Liver cancer

What is liver cancer?
Liver cancer, also known as hepatocellular carcinoma, is cancer that starts in the liver. The liver is the largest organ in the body and it is primarily responsible for making enzymes that digest food and removing harmful substances from the blood.

What causes liver cancer?
No one knows exactly why some people get liver cancer and others don’t, but there are some factors that may increase the risk of developing it:
• Being infected with hepatitis B virus (HBV) or hepatitis C virus (HCV)
• Abusing alcohol or being a heavy drinker of alcohol over a long period of time
• Having hemachromatosis (a condition in which there is too much iron stored in the body)
• Having cirrhosis, which is a serious liver disease that can arise from being infected with hepatitis B or C or from heavy alcohol use. There are other causes of cirrhosis too, such as exposure to certain parasites or hemachromatosis.
• Obesity
• Diabetes
• Diseases of the colon (such as ulcerative colitis)

Having one or more of these risk factors does not mean that a person will definitely get liver cancer.

What are the symptoms of liver cancer?
• Yellowing of the skin or eyes (jaundice)
• Pain in the torso on the right side
• Bloating or swelling in the upper abdomen
• Dark urine
• Stools that are pale or float in the toilet
• Loss of appetite
• Nausea
• Fatigue
• Weight loss for an unknown reason

However, most of these signs and symptoms do not usually appear in the early stages of the cancer, which is why we strongly recommend that people take regular early detection tests which can diagnose cancer in its early, most curable stages.

How is liver cancer diagnosed?
Physicians at KHCC use a variety of techniques to accurately diagnose and stage liver cancer:
• Ultrasound Imaging
• CT scan
• MRI scan
• ERCP (Endoscopic retrograde cholangiopancreatography), which is a procedure used to examine and diagnose diseases of the liver, bile ducts, and pancreas.
• Image-guided biopsy (through ultrasound or CT)
• Alpha fetoprotein blood test
• Laparoscopic biopsy to obtain tissue samples in and around the liver for further study

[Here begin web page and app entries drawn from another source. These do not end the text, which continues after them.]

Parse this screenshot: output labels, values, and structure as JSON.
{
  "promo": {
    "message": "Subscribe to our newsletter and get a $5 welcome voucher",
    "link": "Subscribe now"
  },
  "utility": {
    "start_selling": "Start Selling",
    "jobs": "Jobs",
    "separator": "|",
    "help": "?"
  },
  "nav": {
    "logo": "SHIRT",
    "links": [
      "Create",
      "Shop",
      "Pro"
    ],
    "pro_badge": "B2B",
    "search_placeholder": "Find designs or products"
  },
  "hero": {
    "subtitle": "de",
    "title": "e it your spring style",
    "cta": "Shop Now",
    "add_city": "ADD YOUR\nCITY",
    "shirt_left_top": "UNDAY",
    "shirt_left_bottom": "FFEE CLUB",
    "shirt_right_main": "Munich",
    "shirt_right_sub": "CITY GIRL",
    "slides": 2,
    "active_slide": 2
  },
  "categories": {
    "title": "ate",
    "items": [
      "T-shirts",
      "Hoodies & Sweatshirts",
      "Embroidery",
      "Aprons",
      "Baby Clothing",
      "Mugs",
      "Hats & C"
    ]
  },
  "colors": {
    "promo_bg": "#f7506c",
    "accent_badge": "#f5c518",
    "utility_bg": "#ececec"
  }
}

How is liver cancer treated at KHCC?
The treating physician will present the case to the MDC panel who will determine the right treatment for the patient depending on how much the cancer has spread throughout the body.
Depending on the extent of the tumor, doctors may be able to remove the entire tumor surgically. This is usually the first form of treatment. The amount of surgery and after-care, including chemotherapy depends on how far the cancer has spread. For patients who can’t have surgery, other treatments may be able to help them live longer and feel better.

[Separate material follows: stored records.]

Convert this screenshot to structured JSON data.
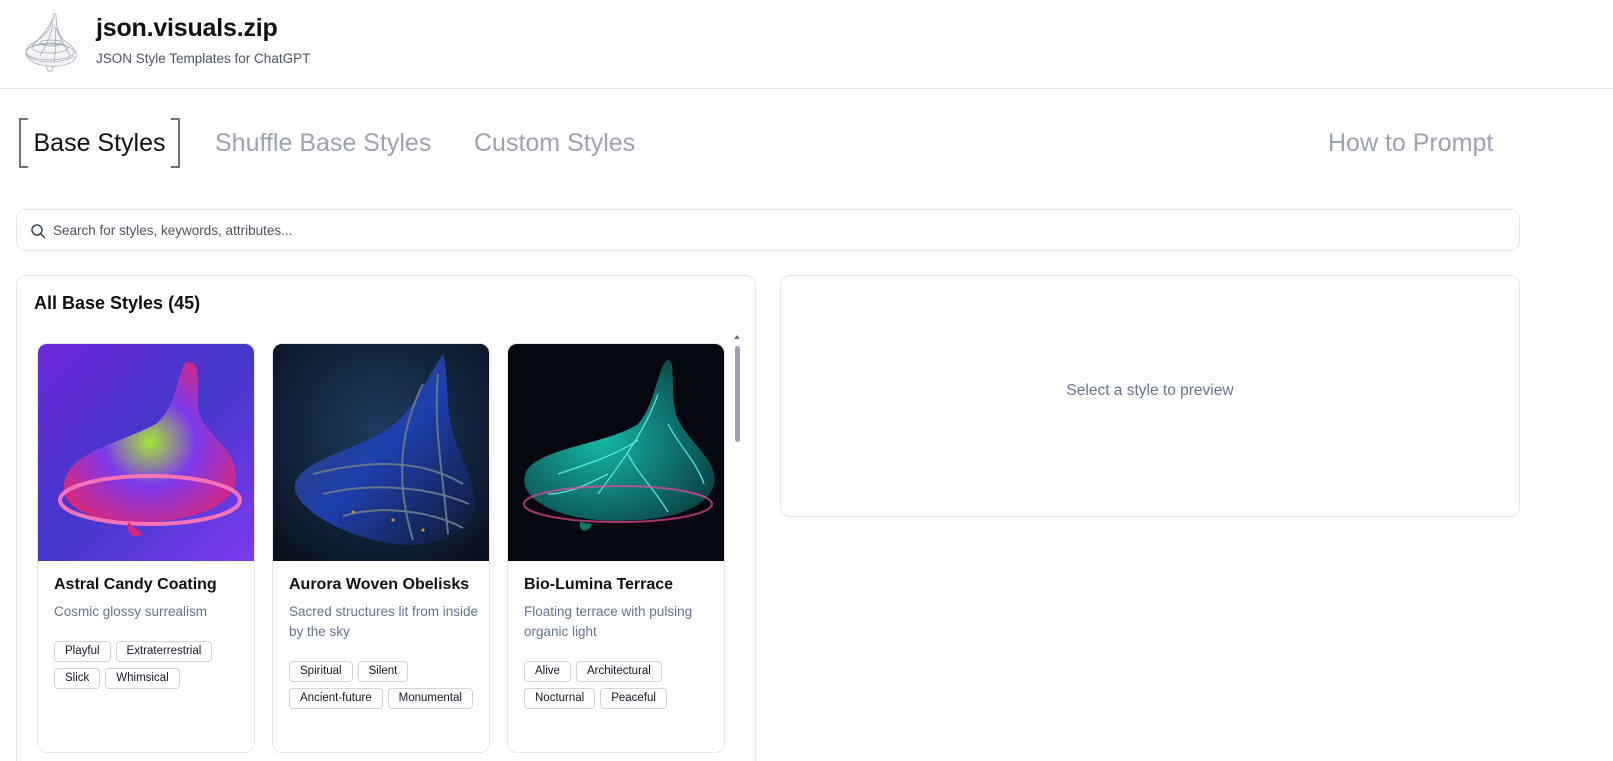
{
  "header": {
    "title": "json.visuals.zip",
    "subtitle": "JSON Style Templates for ChatGPT",
    "logo_icon": "spinning-top-wireframe-icon"
  },
  "tabs": [
    {
      "label": "Base Styles",
      "active": true
    },
    {
      "label": "Shuffle Base Styles",
      "active": false
    },
    {
      "label": "Custom Styles",
      "active": false
    },
    {
      "label": "How to Prompt",
      "active": false
    }
  ],
  "search": {
    "placeholder": "Search for styles, keywords, attributes...",
    "value": "",
    "icon": "search-icon"
  },
  "styles_panel": {
    "heading": "All Base Styles (45)",
    "cards": [
      {
        "title": "Astral Candy Coating",
        "description": "Cosmic glossy surrealism",
        "tags": [
          "Playful",
          "Extraterrestrial",
          "Slick",
          "Whimsical"
        ],
        "palette": {
          "bg": "#4c2ea8",
          "top": "#e0249a",
          "accent": "#79d13a"
        }
      },
      {
        "title": "Aurora Woven Obelisks",
        "description": "Sacred structures lit from inside by the sky",
        "tags": [
          "Spiritual",
          "Silent",
          "Ancient-future",
          "Monumental"
        ],
        "palette": {
          "bg": "#0f1b2e",
          "top": "#1e3a8a",
          "accent": "#d4a017"
        }
      },
      {
        "title": "Bio-Lumina Terrace",
        "description": "Floating terrace with pulsing organic light",
        "tags": [
          "Alive",
          "Architectural",
          "Nocturnal",
          "Peaceful"
        ],
        "palette": {
          "bg": "#060d14",
          "top": "#0f7c7a",
          "accent": "#5ef2e6"
        }
      }
    ]
  },
  "preview": {
    "empty_text": "Select a style to preview"
  }
}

Novel techniques to attack the tumor include local delivery of chemotherapy through feeding vessels (chemoembolization) and local tumor ablation using radiofrequency probes that focus heat on the tumor. These techniques are already available at the King Hussein Cancer Center. For patients who can’t have surgery, other treatments may be able to help them live longer and feel better.

At KHCC, liver cancer patients receive top quality care through a multidisciplinary team of specialists highly experienced in treating liver cancer and other gastrointestinal tumors.

Supportive Care
The gastrointestinal multidisciplinary clinic works in close cooperation with other departments at KHCC so that liver cancer patients receive the most comprehensive care possible. Supportive care services at KHCC include:
• For patients who have to have temporary or permanent colostomies, a stoma team is on hand to counsel them and show them how to use colostomy pouches.